### Dataset rows describing interfaces
══════
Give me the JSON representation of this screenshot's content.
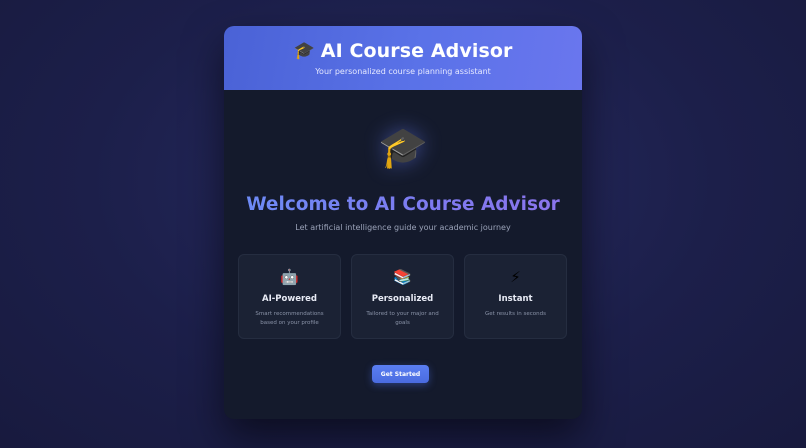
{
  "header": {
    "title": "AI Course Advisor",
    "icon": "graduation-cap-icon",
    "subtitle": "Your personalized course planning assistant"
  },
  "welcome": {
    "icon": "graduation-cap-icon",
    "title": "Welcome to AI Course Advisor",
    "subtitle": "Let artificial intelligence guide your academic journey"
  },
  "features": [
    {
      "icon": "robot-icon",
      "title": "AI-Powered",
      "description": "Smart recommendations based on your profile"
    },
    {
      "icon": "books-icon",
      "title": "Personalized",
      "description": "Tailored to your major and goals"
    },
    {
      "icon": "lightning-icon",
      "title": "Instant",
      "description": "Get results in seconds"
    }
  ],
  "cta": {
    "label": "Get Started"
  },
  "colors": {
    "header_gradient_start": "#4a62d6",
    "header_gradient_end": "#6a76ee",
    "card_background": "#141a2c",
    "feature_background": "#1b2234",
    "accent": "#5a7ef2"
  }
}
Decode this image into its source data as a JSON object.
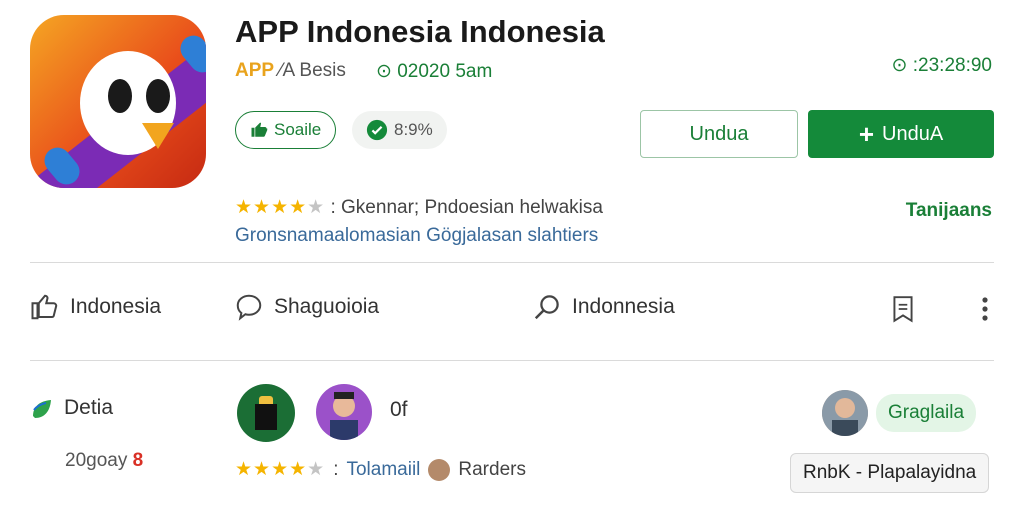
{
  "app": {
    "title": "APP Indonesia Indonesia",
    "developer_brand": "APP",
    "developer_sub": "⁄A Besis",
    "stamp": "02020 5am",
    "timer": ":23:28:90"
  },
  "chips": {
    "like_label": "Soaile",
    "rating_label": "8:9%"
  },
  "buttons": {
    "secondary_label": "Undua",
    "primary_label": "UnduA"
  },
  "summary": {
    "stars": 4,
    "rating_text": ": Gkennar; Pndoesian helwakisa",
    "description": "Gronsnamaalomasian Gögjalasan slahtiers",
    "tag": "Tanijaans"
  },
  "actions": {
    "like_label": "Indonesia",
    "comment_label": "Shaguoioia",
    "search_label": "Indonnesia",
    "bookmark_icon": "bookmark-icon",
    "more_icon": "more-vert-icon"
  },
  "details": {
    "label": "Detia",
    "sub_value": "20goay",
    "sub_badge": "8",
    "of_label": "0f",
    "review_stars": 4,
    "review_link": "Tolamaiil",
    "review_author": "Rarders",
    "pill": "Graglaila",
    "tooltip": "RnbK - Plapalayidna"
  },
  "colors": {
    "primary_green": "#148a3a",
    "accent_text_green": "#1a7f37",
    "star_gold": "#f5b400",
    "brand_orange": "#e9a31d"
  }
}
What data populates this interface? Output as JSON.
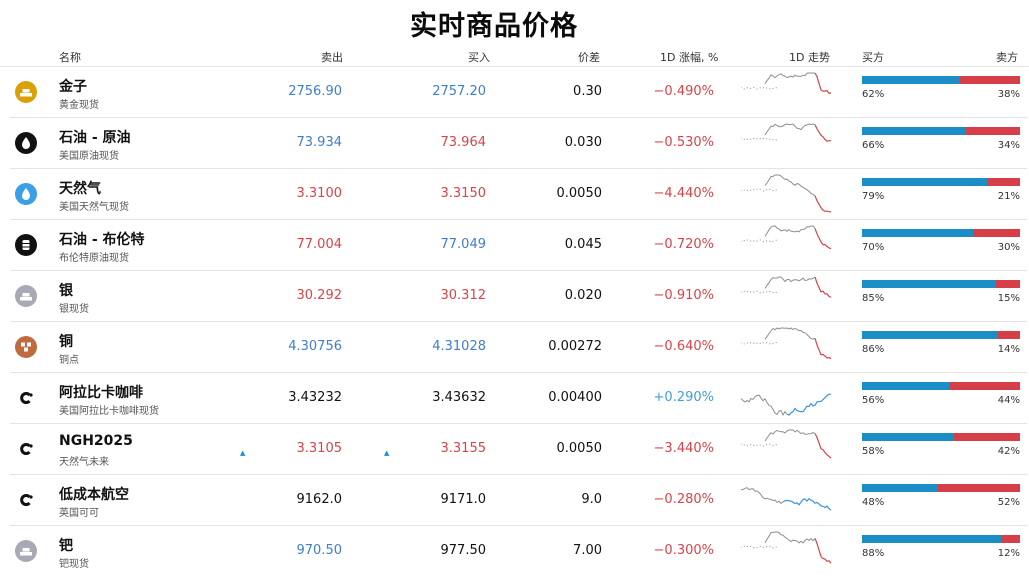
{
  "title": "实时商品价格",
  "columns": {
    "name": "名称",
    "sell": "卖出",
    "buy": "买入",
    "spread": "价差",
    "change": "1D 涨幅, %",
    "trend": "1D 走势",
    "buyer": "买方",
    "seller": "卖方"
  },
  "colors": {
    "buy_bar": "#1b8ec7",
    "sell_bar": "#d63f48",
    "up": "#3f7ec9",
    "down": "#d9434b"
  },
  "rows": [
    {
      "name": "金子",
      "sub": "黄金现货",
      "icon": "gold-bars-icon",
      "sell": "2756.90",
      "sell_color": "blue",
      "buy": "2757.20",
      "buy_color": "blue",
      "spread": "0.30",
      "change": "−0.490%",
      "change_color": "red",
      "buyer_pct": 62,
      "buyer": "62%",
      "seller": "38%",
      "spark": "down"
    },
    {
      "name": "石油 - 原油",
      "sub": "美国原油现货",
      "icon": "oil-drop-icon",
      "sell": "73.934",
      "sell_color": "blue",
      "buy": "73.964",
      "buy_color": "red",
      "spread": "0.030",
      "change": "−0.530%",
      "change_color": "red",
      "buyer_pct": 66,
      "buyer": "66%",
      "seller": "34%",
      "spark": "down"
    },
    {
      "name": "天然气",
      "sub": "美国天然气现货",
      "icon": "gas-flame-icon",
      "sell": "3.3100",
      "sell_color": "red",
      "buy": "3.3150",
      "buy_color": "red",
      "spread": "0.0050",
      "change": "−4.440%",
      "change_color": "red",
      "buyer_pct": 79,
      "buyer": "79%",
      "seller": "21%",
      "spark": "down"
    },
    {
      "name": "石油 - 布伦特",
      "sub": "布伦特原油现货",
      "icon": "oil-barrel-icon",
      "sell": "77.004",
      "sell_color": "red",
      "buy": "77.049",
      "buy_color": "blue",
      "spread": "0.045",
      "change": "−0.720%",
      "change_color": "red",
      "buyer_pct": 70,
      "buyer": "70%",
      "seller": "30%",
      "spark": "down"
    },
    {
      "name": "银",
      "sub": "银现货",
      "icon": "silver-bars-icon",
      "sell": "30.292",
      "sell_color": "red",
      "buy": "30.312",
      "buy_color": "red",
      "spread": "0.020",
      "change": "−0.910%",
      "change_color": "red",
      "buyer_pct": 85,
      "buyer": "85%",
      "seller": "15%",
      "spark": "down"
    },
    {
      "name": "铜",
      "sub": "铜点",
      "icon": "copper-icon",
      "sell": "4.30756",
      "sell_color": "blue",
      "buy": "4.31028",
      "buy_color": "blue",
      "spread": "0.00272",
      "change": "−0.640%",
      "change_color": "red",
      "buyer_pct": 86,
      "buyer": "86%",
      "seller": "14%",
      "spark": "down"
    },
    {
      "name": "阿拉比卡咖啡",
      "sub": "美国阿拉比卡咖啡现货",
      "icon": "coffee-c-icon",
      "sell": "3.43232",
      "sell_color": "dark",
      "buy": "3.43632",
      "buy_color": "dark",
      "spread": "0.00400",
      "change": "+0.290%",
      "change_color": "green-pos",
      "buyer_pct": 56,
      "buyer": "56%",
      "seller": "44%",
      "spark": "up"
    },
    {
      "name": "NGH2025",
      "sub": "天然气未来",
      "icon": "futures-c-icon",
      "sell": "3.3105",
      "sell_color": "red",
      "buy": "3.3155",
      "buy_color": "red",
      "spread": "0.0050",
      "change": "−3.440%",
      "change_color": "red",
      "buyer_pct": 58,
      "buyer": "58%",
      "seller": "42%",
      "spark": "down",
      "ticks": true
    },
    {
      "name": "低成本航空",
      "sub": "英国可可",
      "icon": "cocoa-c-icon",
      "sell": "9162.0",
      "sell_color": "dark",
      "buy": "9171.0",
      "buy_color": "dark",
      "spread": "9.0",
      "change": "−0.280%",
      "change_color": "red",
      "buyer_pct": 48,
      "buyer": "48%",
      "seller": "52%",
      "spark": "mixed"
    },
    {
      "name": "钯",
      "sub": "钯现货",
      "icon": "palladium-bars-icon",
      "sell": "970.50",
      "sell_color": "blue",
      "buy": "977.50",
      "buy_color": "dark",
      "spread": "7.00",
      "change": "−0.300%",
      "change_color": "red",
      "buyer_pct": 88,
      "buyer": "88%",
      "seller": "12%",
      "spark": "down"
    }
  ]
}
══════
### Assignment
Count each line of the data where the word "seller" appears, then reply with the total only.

### Problem solution
11